If you are lucky at least some your ancestors will have left a will - and an inventory of the furnishings of their house has been preserved. To illustrate the sort of information you may find, and the language it is written in, I have posted a detailed article, first published in the Home Counties Magazine of 1904. This describes the goods listed for Tannis, a fourteen bedroomed house in Aspenden, in 1569. Often the lists remind you that, for instance, some of the following would seem odd in a modern kitchen:

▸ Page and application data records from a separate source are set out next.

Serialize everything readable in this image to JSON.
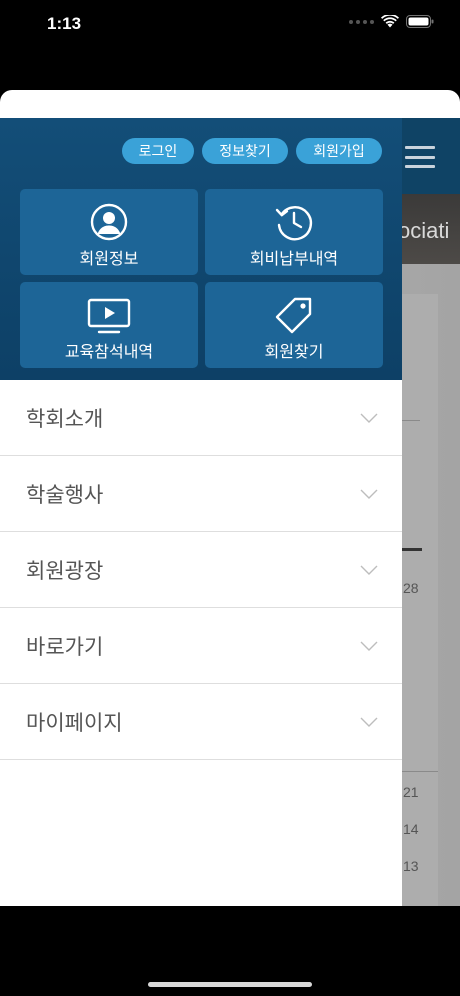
{
  "status_bar": {
    "time": "1:13"
  },
  "background": {
    "banner_text": "ociati",
    "numbers": [
      "28",
      "21",
      "14",
      "13"
    ]
  },
  "drawer": {
    "top_buttons": {
      "login": "로그인",
      "find_info": "정보찾기",
      "join": "회원가입"
    },
    "tiles": [
      {
        "label": "회원정보",
        "icon": "user-profile-icon"
      },
      {
        "label": "회비납부내역",
        "icon": "history-icon"
      },
      {
        "label": "교육참석내역",
        "icon": "video-monitor-icon"
      },
      {
        "label": "회원찾기",
        "icon": "tag-icon"
      }
    ],
    "menu": [
      {
        "label": "학회소개"
      },
      {
        "label": "학술행사"
      },
      {
        "label": "회원광장"
      },
      {
        "label": "바로가기"
      },
      {
        "label": "마이페이지"
      }
    ]
  },
  "colors": {
    "drawer_header": "#134e78",
    "tile": "#1d6597",
    "pill": "#3aa2d8"
  }
}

iii great beefe potts & ii lyttle brasse potts, iii greate pannes & iiii lyttle pannes, iii posnets, one great chaffer, a morter of brasse wth. a pestle of yron, one latten ladle, one scomer, a grate, ii grudyrons, ii dryppyng pannes. One olde chafyng dyshe, ii plate candlesticks, one stone morter, one payre of greate racks, viii spyttes, iii paier of pothooks and iii payer of pothangers.
But of course the beef joint would be impaled on a spytte over the great open fire - with drypping pannes to catch the melted fat, while vegetables would be slowly cooking in the brasse potts hanging on pothooks from the pothangers, or boiling away in a greate pott on the grudyrons directly over the flames.
Of course most inventories, for instance for a small farmhouse, will have far fewer goods, perhaps not even the luxury of a quoysshion, but reading the article provides a fascinating peephole into the past, and what the insides of our ancestors houses must have been like.